Cuban-born U.S. Rep. Ileana Ros-Lehtinen (R-Fla.) remains among the most vocal critics of Mariela Castro and her father’s government.
The Florida Republican last month blasted the ultimately unsuccessful bid to hold the 2016 ILGA World Conference in the Cuban capital. Ros-Lehtinen in May 2013 sharply criticized Equality Forum, a Philadelphia-based LGBT advocacy group, over its decision to honor Mariela Castro at its annual dinner.
Ros-Lehtinen a few months later met with Estrada and Iriepa in her Capitol Hill office.
“It’s very important for the U.S. community to understand what is the status of LGBT rights and the denial of rights in Cuba,” said Ros-Lehtinen after the meeting to which the Blade had exclusive access. “Mariela Castro, as part of the regime, has been on a propaganda tour internationally and here in the U.S. especially trying to sell this facade that is really non-existent in Cuba.”
Pedro Luís García Macías, a blogger and photographer who lives in Havana’s Vedado neighborhood, appeared to agree with Ros-Lehtinen during a telephone interview with the Blade on Sunday.
“The department that she directs does not do complete work,” said García, referring to CENESEX and Mariela Castro. “It does not respect the complete diversity of the human being, the diversity of thought.”
García added the government has left LGBT Cubans “very isolated.”
“Many people are afraid to think freely because of the totalitarian regime,” he told the Blade.
Cuban advocates who support Mariela Castro with whom the Blade spoke during the ILGA World Conference were quick to blast Ros-Lehtinen and others who criticize her.
“When someone offends [Mariela Castro] it is very offensive to us,” said Calzadilla. “She has been able to understand our pain, our problems and we defend her at all levels.
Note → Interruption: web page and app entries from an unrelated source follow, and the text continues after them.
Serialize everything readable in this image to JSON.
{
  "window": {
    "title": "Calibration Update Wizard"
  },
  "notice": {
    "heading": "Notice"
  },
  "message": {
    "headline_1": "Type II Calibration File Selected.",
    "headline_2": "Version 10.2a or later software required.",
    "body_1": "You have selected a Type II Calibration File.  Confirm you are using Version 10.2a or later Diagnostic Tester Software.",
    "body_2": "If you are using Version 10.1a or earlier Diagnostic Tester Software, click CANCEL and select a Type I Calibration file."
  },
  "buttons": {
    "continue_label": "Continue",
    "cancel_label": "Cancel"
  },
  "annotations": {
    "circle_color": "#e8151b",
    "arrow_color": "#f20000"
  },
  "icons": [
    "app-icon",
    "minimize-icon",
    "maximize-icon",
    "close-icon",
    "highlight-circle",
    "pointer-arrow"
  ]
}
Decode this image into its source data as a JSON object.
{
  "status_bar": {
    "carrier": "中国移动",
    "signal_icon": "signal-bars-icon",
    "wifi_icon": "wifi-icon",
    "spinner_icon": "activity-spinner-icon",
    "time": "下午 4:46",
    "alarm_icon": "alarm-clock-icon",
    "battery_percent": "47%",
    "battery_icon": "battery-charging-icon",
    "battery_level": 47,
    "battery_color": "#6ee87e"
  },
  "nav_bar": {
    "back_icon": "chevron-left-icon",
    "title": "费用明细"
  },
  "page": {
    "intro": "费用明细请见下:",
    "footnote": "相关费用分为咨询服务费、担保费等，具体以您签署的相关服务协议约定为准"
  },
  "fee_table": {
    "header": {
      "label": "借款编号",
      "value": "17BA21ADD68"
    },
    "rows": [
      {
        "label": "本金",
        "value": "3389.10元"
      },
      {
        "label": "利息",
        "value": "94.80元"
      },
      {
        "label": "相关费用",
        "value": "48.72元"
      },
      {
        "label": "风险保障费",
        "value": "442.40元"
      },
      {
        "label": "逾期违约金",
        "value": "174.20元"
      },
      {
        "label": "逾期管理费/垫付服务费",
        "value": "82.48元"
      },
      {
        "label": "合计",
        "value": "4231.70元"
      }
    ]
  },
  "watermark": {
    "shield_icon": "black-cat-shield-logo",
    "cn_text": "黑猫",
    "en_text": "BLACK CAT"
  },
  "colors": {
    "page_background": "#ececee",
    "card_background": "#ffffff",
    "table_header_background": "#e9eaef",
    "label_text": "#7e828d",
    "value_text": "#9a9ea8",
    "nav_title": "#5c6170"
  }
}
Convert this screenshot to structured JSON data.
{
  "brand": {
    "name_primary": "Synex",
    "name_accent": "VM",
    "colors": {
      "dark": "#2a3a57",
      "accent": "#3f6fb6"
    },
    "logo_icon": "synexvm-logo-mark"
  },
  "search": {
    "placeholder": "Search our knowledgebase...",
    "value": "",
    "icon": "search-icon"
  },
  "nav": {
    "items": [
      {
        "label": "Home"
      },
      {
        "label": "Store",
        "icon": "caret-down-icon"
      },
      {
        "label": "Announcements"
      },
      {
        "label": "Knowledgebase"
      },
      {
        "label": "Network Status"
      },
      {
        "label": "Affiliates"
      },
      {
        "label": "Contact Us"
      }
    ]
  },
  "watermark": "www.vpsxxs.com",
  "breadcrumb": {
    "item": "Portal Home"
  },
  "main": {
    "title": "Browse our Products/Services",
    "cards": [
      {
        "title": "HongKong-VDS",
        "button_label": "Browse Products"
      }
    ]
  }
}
These people who left Cuba don’t know our Cuban reality.”
Fellové told the Blade she has “never” heard these criticisms.
“They are lies,” she said.
U.S. embargo is a ‘great impediment’
Both Calzadilla and Fellové told the Blade the U.S. embargo against Cuba has adversely affected the island’s LGBT residents.
Calzadilla said she and other advocates have faced difficulties obtaining certain medical instruments. She told the Blade the embargo makes it impossible for her to travel to the U.S. with a group of women who work in Cuba.
“I, as a Cuban activist of the people, have the opportunity to go there to demonstrate to them what the women in Cuba are doing,” said Calzadilla. “It appears that in my case the embargo is a great impediment because I will not be able to express what we are doing.”
Fellové stressed the embargo continues to have a widespread effect.
“It affects our children, our neighbors, our parents in the area of medicine,” she said. “The blockade affects a lot.”
García has a far different view.
“The blockade does not exist,” he told the Blade. “An embargo is what exists; better yet what we have is a mental embargo. The mental embargo that we have as Cubans here ensures that we cannot move forward.”
García said he wants to leave Cuba, but is unable to do so because of the cost.
“We are exhausted,” he told the Blade. “We are out of thoughts. We are out of ideas.”
Calzadilla on the other hand is far more optimistic about their future and that of their fellow LGBT Cubans.
“I am clearly optimistic,” she told the Blade. “I could say that because I have been in activism for many years and because I have seen the positive changes.”
“We are well-respected,” she said.